The inclusive Nipper program is designed to run either in concurrence with an existing or as a stand-alone program — each of which helps boost inclusion by making the program, for lack of a better word, ‘normalised’. This is important both for the children in the inclusive Nippers program and those not because it shows the abilities of children with disability, instead of isolating them from being involved. By offering the different types of programs, it allows the teachers to focus on the needs of the individual and tailor the class accordingly. They also encourage running events that can be a 1-day festival or short courses for 3–6 weeks which are great for families unsure if they want to fully commit to the inclusive Nippers program.
A recent story from the North Steyne Surf Life Saving Club who, with the help of Autism Spectrum Australia, produced this video highlighting their inclusive program. North Steyne is not alone, however, in November Fingal Bay near Port Stephens ran an accessible beach day with their floating wheelchairs and Sandcruiser beach wheelchair — donated by Ability Links and Salamander Bay Recycling respectively.
These programs, donations and days are integral in creating inclusion in Australia. They are built on something so very fundamentally Aussie, giving everyone a ‘fair go’. It is an ethos I remember being drilled into at my school, we’ve heard it in countless political campaigns and at almost every local pub in the country, but it is often lost when it comes to inclusion. The reason for this could be many, but often it is oversight or cost –Inclusion is about providing a world where everyone feels safe, and you can help create that by thinking of more than what you need or how it might look to your bottom line.
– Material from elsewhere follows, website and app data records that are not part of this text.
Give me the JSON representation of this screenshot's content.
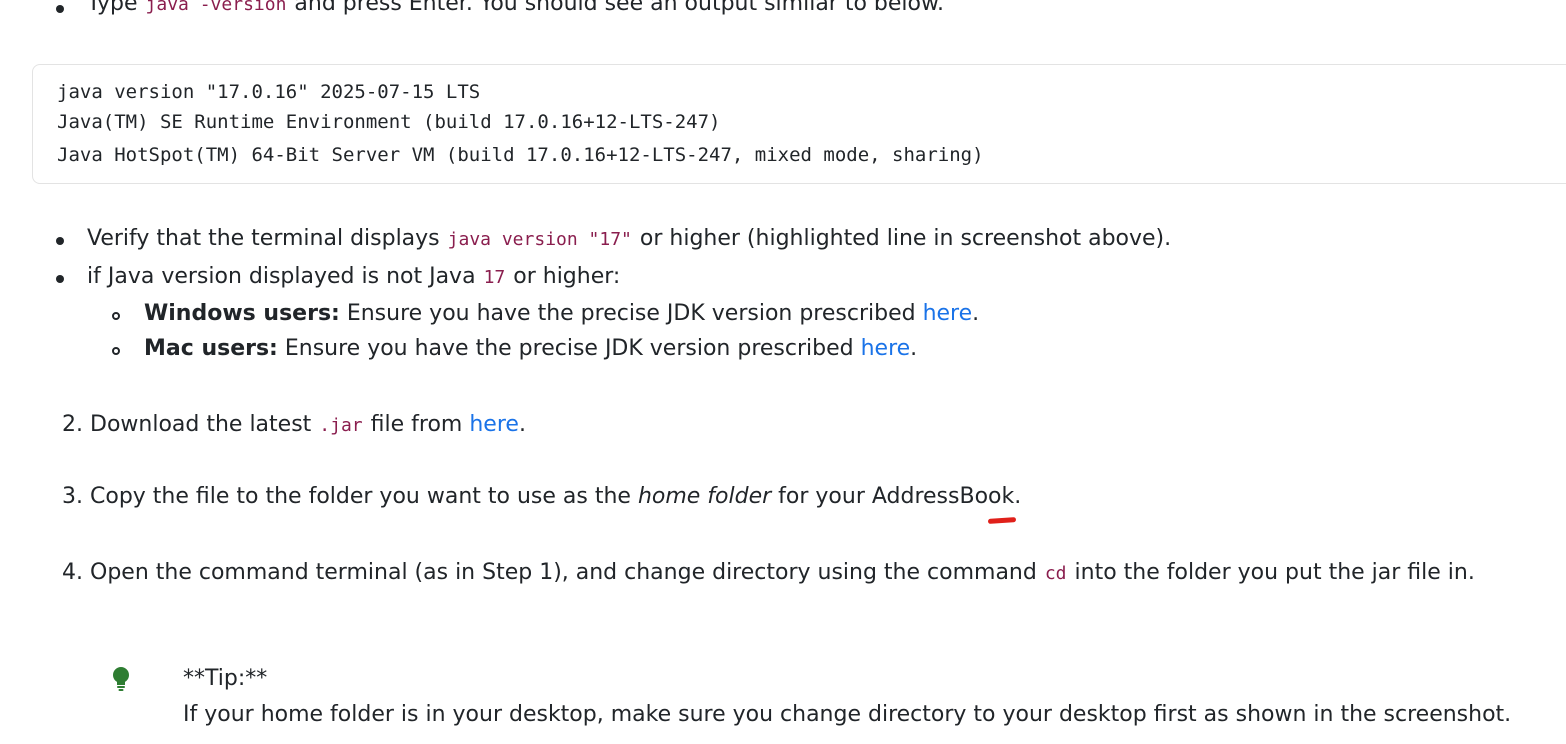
{
  "top_bullet": {
    "pre": "Type",
    "code": "java -version",
    "post": "and press Enter. You should see an output similar to below."
  },
  "code_output": {
    "lines": [
      "java version \"17.0.16\" 2025-07-15 LTS",
      "Java(TM) SE Runtime Environment (build 17.0.16+12-LTS-247)",
      "Java HotSpot(TM) 64-Bit Server VM (build 17.0.16+12-LTS-247, mixed mode, sharing)"
    ]
  },
  "verify_bullet": {
    "pre": "Verify that the terminal displays",
    "code": "java version \"17\"",
    "post": "or higher (highlighted line in screenshot above)."
  },
  "if_bullet": {
    "pre": "if Java version displayed is not Java",
    "code": "17",
    "post": "or higher:"
  },
  "windows_item": {
    "bold": "Windows users:",
    "text": " Ensure you have the precise JDK version prescribed ",
    "link": "here",
    "end": "."
  },
  "mac_item": {
    "bold": "Mac users:",
    "text": " Ensure you have the precise JDK version prescribed ",
    "link": "here",
    "end": "."
  },
  "step2": {
    "num": "2.",
    "pre": "Download the latest",
    "code": ".jar",
    "mid": "file from ",
    "link": "here",
    "end": "."
  },
  "step3": {
    "num": "3.",
    "pre": "Copy the file to the folder you want to use as the ",
    "italic": "home folder",
    "post": " for your AddressBook."
  },
  "step4": {
    "num": "4.",
    "pre": "Open the command terminal (as in Step 1), and change directory using the command",
    "code": "cd",
    "post": "into the folder you put the jar file in."
  },
  "tip": {
    "icon": "lightbulb-icon",
    "heading": "**Tip:**",
    "text": "If your home folder is in your desktop, make sure you change directory to your desktop first as shown in the screenshot."
  },
  "colors": {
    "link": "#1a73e8",
    "code": "#8a1e4e",
    "tip_icon": "#2e7d32",
    "annotation": "#e0201a"
  }
}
Surf Life Saving put it simply when they say, “Inclusion is an attitude”. That attitude is important to the future of Australians; if we can’t make our most iconic places inclusive, we aren’t working towards a better future. Find out more about the Inclusive Beaches program and Surf Life Saving by visiting their website.